It ended up with a nice flavor. If I were designing the recipe from scratch, I might like a little more robustness. But it turned out as a nice session ale, so I can't complain. I would have liked a little more carbonation as well. We used the priming sugar included in the Brewer's Best kit. It lent some carbonation, but not as much as you would expect in a typical commercial beer.

As first attempts go, we were pretty satisfied with the result. The 5-gallon batch yielded 48 12-ounce bottles. The Brewer's Best kits are more or less idiot-proof.

Next, we're going to try our hand at brewing a stout using Charlie Papazian's recipe for Cushlomachree Stout from his Joy of Homebrewing book.

We're also planning to add a pound of flaked oatmeal for a little more body and creaminess. I'll let you know how it turns out.

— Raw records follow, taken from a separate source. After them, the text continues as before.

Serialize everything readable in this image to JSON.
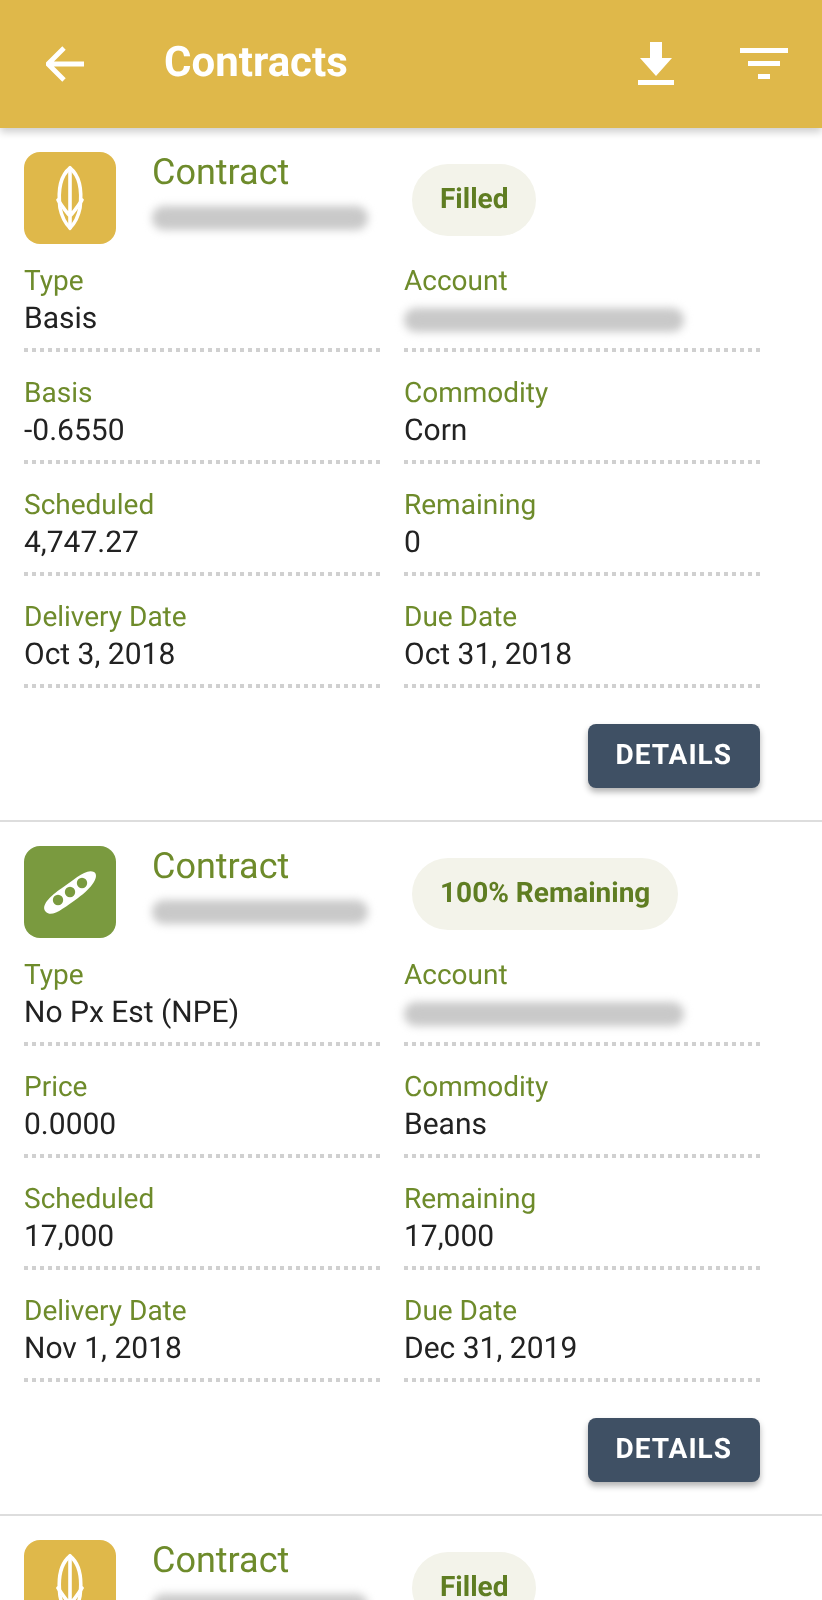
{
  "app_bar": {
    "title": "Contracts"
  },
  "contracts": [
    {
      "kind": "corn",
      "title": "Contract",
      "status": "Filled",
      "fields": [
        {
          "label": "Type",
          "value": "Basis",
          "kind": "text"
        },
        {
          "label": "Account",
          "kind": "redacted"
        },
        {
          "label": "Basis",
          "value": "-0.6550",
          "kind": "text"
        },
        {
          "label": "Commodity",
          "value": "Corn",
          "kind": "text"
        },
        {
          "label": "Scheduled",
          "value": "4,747.27",
          "kind": "text"
        },
        {
          "label": "Remaining",
          "value": "0",
          "kind": "text"
        },
        {
          "label": "Delivery Date",
          "value": "Oct 3, 2018",
          "kind": "text"
        },
        {
          "label": "Due Date",
          "value": "Oct 31, 2018",
          "kind": "text"
        }
      ],
      "action": "DETAILS"
    },
    {
      "kind": "bean",
      "title": "Contract",
      "status": "100% Remaining",
      "fields": [
        {
          "label": "Type",
          "value": "No Px Est (NPE)",
          "kind": "text"
        },
        {
          "label": "Account",
          "kind": "redacted"
        },
        {
          "label": "Price",
          "value": "0.0000",
          "kind": "text"
        },
        {
          "label": "Commodity",
          "value": "Beans",
          "kind": "text"
        },
        {
          "label": "Scheduled",
          "value": "17,000",
          "kind": "text"
        },
        {
          "label": "Remaining",
          "value": "17,000",
          "kind": "text"
        },
        {
          "label": "Delivery Date",
          "value": "Nov 1, 2018",
          "kind": "text"
        },
        {
          "label": "Due Date",
          "value": "Dec 31, 2019",
          "kind": "text"
        }
      ],
      "action": "DETAILS"
    },
    {
      "kind": "corn",
      "title": "Contract",
      "status": "Filled"
    }
  ]
}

Thursday, January 5, 2012

Firkin Friday @ Steamworks tomorrow!

Steamworks continues their "First Friday Firkin" tomorrow by tapping a Belgian Framboise style ale at 5pm. I plan on dropping by around 5:30 for a taste and perhaps a pint or two of their other offerings (I think the barleywine may still be available). And if you haven't in a wile, be sure to check out their newly redesigned website!

Below is the official word:

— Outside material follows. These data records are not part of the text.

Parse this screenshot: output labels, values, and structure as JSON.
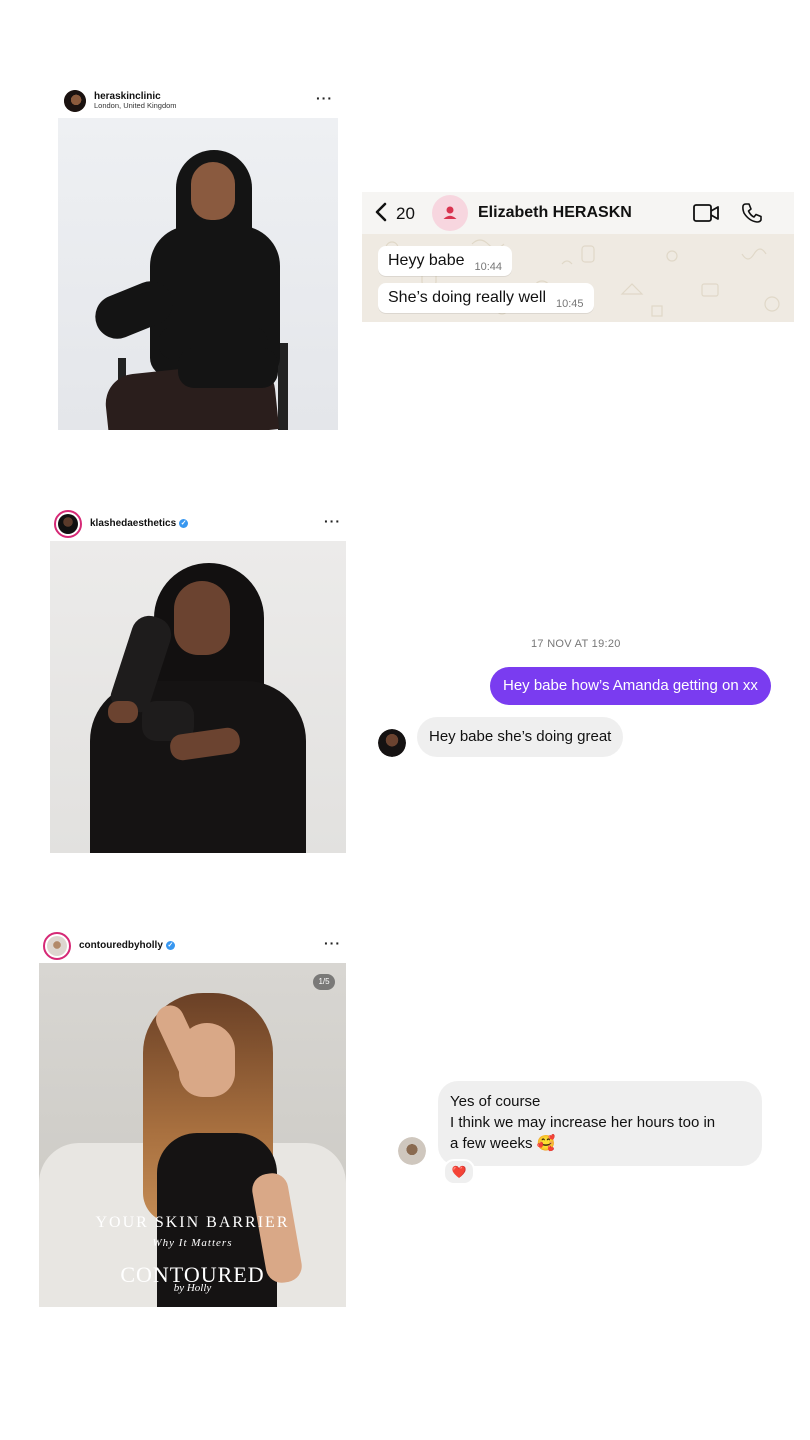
{
  "post1": {
    "handle": "heraskinclinic",
    "location": "London, United Kingdom",
    "more_icon": "more-dots-icon"
  },
  "whatsapp": {
    "back_count": "20",
    "contact_name": "Elizabeth HERASKN",
    "messages": [
      {
        "text": "Heyy babe",
        "time": "10:44"
      },
      {
        "text": "She’s doing really well",
        "time": "10:45"
      }
    ],
    "icons": [
      "back-chevron-icon",
      "contact-avatar-icon",
      "video-call-icon",
      "phone-call-icon"
    ]
  },
  "post2": {
    "handle": "klashedaesthetics",
    "verified": true,
    "more_icon": "more-dots-icon"
  },
  "dm1": {
    "date": "17 NOV AT 19:20",
    "outgoing": "Hey babe how’s Amanda getting on xx",
    "incoming": "Hey babe she’s doing great"
  },
  "post3": {
    "handle": "contouredbyholly",
    "verified": true,
    "more_icon": "more-dots-icon",
    "page_counter": "1/5",
    "overlay_title": "YOUR SKIN BARRIER",
    "overlay_subtitle": "Why It Matters",
    "overlay_brand": "CONTOURED",
    "overlay_script": "by Holly"
  },
  "dm2": {
    "line1": "Yes of course",
    "line2": "I think we may increase her hours too in",
    "line3": "a few weeks 🥰",
    "reaction": "❤️"
  },
  "colors": {
    "dm_outgoing": "#7a3cf0",
    "dm_incoming": "#efefef",
    "wa_background": "#efeae2",
    "wa_contact_avatar": "#f7d6df",
    "verified_blue": "#3897f0",
    "story_ring": "#d62976"
  }
}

First 2012 Firkin Friday at Steamworks Brewing Co. on Jan. 6
A Belgian Framboise style ale is planned for the January firkin
DURANGO, Colo. – The monthly Firkin Fridays continues at Steamworks Brewing Co. on Friday, Jan. 6, 2012, as the Steam Team introduces a Belgian Framboise style ale. The firkin will be tapped at 3 p.m.
“A traditional Framboise or Frambozenbier is a spontaneously fermented raspberry Lambic ale specific to the region near Brussels,” said Ken Martin, Steamworks head brewer. “Our rendition can’t be quite like that because the authentic version involves open air, wild fermentation. The Lambic can trace its roots back more than 400 years. They say to drink a Lambic style beer is to take a trip back through time.
Instead of brewing a Lambic, Steamworks’ Framboise Firkin will use a rich Belgian style brown ale as the base, re-fermented and naturally carbonated, or conditioned, in  its cask with raspberries. The yeast transforms the sugar into alcohol within the cask, and carbonation results from the trapped carbon dioxide occurring as a byproduct.
“The Belgian Framboise firkin promises to be a balance of rich chocolate and fruit, cut with tartness. Think chocolate raspberry truffles,” explained brewer Spencer Roper. “The beer will have roughly a 7.5 percent ABV, so it should be a nice warm up for these cold winter nights.”
A firkin is an old English unit of volume, typically a wooden cask equal to approximately one-quarter of a regular barrel, or nine gallons. Unlike most draft beers, firkin beer is served at about 55 degrees - cool but not cold, and is unpasteurized, unfiltered. Because it contains no preservatives, a firkin beer is designed to be consumed after tapping.
Steamworks initiated its Firkin Fridays to introduce additional and unusual specialty craft beers to its regular offerings.
The award-winning Steamworks Brewing Co., open 11 a.m. to closing seven days a week, is located at 801 E. Second. Ave., Durango (970.259.9200). For further information, visit